Web page and app entries:
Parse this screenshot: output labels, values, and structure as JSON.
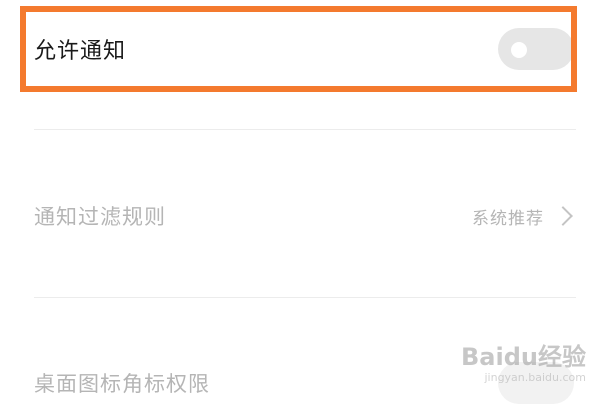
{
  "settings": {
    "allow_notifications": {
      "label": "允许通知",
      "enabled": false
    },
    "notification_filter": {
      "label": "通知过滤规则",
      "value": "系统推荐"
    },
    "desktop_badge": {
      "label": "桌面图标角标权限"
    }
  },
  "watermark": {
    "logo": "Baidu经验",
    "sub": "jingyan.baidu.com"
  },
  "colors": {
    "highlight": "#f47a2e",
    "toggle_off": "#e6e6e6",
    "disabled_text": "#b5b5b5"
  }
}
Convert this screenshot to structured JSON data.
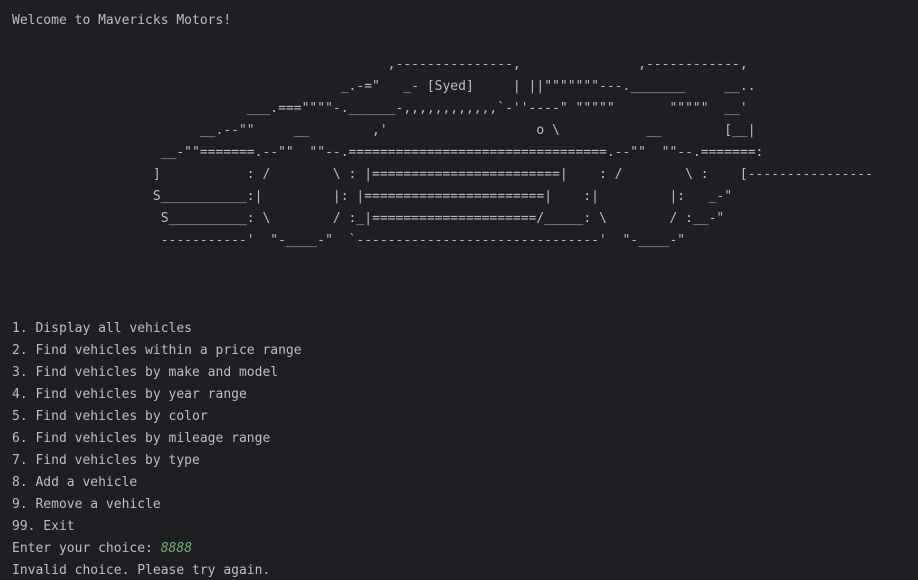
{
  "console": {
    "welcome": "Welcome to Mavericks Motors!",
    "car_art": "                                                ,---------------,               ,------------,\n                                          _.-=\"   _- [Syed]     | ||\"\"\"\"\"\"\"---._______     __..\n                              ___.===\"\"\"\"-.______-,,,,,,,,,,,,`-''----\" \"\"\"\"\"       \"\"\"\"\"  __'\n                        __.--\"\"     __        ,'                   o \\           __        [__|\n                   __-\"\"=======.--\"\"  \"\"--.=================================.--\"\"  \"\"--.=======:\n                  ]           : /        \\ : |========================|    : /        \\ :    [----------------\n                  S___________:|         |: |=======================|    :|         |:   _-\"\n                   S__________: \\        / :_|=====================/_____: \\        / :__-\"\n                   -----------'  \"-____-\"  `-------------------------------'  \"-____-\"",
    "menu": [
      "1. Display all vehicles",
      "2. Find vehicles within a price range",
      "3. Find vehicles by make and model",
      "4. Find vehicles by year range",
      "5. Find vehicles by color",
      "6. Find vehicles by mileage range",
      "7. Find vehicles by type",
      "8. Add a vehicle",
      "9. Remove a vehicle",
      "99. Exit"
    ],
    "prompt": "Enter your choice: ",
    "user_input": "8888",
    "message": "Invalid choice. Please try again."
  },
  "colors": {
    "background": "#1e1f22",
    "text": "#bcbec4",
    "user_input": "#6aab73"
  }
}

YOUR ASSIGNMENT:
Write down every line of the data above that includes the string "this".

REPLY:
Parse this screenshot: output labels, values, and structure as JSON.
Convert this screenshot to structured JSON data.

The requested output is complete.